After a crushing defeat at the Battle of Isandlwana, the Zulu army is advancing on a small British garrison at Rorke's Drift to deal another blow to the British invasion of Zululand.
Meanwhile, at the garrison the British hear about their defeat. A group of bridge builders from the Royal Engineers led by Lieutenant John Chard (Stanley Baker) join up with the contingent led by Lieutenant Gonville Bromhead (Michael Caine) where the latter is put out to find himself outranked by Chard due to duration of service.
As the sounds of marching Zulus approaching grows louder, Chard realises he cannot outrun the Zulus, especially because of the military hospital that dominates the base. Chard, under constant scrutiny from Bromhead, orders bags and crates of food to be stacked up to form a makeshift wall. Behind this, the British make their final stand.
I enjoyed studying the Greeks and Egyptians at college and was always interested in the events during the first half of the 20th Century, but have never really looked in depth at the British Empire which I suppose says a lot for my patriotism. I suppose this is probably the reason that I'd never watched Zulu.
Having studied the Spartan defence of Thermopylae (more contemporarily known for the over-dramatisation in Zack Snyder's 300), it is a story I can relate to. I love the tactical brains behind some of the most unlikely victories in military history, especially when one army heavily outnumbers the other allegiance. The Battle of Rorke's Drift is one such event.
Rather than sugar coating the event, Zulu gets straight into the action. The character's are introduced on their military history rather than social or family values and this is scarcely developed later on. Our opinions of them are derived simply from their treatment of their fellow soldiers. The one exception to this is the rebellious Private Henry Hook (James Booth) whose previous actions are highly talked about.

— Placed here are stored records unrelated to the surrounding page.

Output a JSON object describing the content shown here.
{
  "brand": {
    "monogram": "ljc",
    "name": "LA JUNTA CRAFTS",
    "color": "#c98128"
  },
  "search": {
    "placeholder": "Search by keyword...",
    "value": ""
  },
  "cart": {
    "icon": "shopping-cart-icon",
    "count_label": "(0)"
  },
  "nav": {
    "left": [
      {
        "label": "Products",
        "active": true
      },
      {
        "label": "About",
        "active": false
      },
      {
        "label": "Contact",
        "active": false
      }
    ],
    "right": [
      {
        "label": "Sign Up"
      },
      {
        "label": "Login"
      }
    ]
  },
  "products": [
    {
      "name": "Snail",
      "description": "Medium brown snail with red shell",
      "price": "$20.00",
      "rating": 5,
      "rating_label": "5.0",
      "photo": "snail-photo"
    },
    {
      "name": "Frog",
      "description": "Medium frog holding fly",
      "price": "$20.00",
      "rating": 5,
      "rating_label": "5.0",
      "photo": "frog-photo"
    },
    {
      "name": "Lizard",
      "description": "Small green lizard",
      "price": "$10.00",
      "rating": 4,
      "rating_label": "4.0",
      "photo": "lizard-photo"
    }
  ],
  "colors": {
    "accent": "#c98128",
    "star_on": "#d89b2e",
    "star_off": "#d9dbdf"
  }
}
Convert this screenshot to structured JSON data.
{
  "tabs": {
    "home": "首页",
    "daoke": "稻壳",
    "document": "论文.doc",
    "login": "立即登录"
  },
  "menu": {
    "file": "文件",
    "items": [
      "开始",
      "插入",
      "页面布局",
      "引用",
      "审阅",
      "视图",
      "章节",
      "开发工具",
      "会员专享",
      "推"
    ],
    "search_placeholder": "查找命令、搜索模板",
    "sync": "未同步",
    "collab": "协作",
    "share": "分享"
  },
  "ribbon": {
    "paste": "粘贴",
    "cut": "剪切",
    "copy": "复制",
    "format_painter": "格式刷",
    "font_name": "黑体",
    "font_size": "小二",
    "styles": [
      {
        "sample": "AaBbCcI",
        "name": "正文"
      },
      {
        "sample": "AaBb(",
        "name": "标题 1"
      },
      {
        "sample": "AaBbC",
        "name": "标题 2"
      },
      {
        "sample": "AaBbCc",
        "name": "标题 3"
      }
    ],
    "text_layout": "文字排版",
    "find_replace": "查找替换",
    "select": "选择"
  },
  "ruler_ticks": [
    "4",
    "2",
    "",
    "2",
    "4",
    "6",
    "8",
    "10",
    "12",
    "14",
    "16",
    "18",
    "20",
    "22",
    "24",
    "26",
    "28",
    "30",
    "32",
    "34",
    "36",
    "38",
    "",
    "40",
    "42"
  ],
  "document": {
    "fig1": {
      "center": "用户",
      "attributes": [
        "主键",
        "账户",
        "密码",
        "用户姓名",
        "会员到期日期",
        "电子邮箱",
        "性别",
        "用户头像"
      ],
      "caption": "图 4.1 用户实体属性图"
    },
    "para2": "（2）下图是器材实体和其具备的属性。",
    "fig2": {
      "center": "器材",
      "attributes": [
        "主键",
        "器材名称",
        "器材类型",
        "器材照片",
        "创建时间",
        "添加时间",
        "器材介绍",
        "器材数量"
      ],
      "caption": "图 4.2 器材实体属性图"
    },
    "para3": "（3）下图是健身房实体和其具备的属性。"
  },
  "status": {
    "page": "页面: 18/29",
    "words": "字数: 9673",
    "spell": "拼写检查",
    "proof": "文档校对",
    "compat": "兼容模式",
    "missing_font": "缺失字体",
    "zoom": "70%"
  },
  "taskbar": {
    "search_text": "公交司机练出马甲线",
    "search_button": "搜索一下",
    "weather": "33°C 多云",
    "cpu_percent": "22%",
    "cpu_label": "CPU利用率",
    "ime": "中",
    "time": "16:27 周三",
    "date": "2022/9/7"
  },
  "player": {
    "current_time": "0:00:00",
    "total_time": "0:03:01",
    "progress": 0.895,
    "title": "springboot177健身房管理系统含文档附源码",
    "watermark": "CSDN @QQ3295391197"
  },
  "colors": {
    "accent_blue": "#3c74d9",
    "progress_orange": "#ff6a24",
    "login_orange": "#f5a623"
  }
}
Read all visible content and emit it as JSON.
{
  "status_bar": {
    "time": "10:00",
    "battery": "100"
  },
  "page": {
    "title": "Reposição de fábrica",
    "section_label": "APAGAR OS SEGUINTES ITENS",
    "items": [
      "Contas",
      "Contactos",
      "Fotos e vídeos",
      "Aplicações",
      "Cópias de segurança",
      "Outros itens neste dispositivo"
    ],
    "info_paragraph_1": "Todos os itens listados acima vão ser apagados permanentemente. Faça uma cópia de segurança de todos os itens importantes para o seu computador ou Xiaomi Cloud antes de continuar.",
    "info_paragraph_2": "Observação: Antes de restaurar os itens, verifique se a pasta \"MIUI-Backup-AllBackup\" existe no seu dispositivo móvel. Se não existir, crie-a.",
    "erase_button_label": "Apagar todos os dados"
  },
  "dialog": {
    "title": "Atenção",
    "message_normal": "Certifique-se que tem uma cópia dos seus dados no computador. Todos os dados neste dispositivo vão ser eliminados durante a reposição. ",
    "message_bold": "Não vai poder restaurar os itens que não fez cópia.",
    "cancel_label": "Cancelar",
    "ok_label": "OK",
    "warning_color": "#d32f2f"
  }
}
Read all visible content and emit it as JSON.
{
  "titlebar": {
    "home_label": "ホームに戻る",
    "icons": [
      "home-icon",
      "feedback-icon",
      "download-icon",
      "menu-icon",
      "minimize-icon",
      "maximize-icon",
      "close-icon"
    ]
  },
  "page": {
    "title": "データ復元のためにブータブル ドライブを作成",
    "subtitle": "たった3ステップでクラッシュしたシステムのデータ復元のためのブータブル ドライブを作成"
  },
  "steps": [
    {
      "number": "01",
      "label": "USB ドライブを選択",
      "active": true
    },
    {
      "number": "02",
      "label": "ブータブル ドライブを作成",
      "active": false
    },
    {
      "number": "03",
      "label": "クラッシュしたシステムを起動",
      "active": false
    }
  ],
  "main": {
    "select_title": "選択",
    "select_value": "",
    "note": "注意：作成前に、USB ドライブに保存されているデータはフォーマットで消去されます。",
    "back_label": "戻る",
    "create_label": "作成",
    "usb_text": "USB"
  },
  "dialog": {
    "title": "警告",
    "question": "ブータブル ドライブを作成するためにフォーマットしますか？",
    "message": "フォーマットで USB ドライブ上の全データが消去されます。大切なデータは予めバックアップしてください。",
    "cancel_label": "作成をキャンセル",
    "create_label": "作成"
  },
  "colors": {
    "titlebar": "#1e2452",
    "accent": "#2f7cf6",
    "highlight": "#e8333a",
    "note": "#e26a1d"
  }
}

A young upstart called Michael Caine (who later went on to lead in something called The Italian Job) showcases his early talent as the snobbish Bromhead who feels that military genius is inherited. This is a thought that has been believed throughout the ages - just look back at Caesar's Roman dynasty to see how quickly this theory can turn sour. Alongside Caine is Stanley Baker as the level headed Chard. They both play their parts well (Caine's Cockney adds to his character's initial irritation) as they bodge their way through the battle with little more than some stiff upper lip.
It is not the epic film it attempts to portray though; its 139 minute runtime is puny in comparison to its contemporaries (Ben Hur was over three hours - as was Doctor Zhivago) and the storyline isn't nearly as developed. Still, it's very watchable and thoroughly entertaining.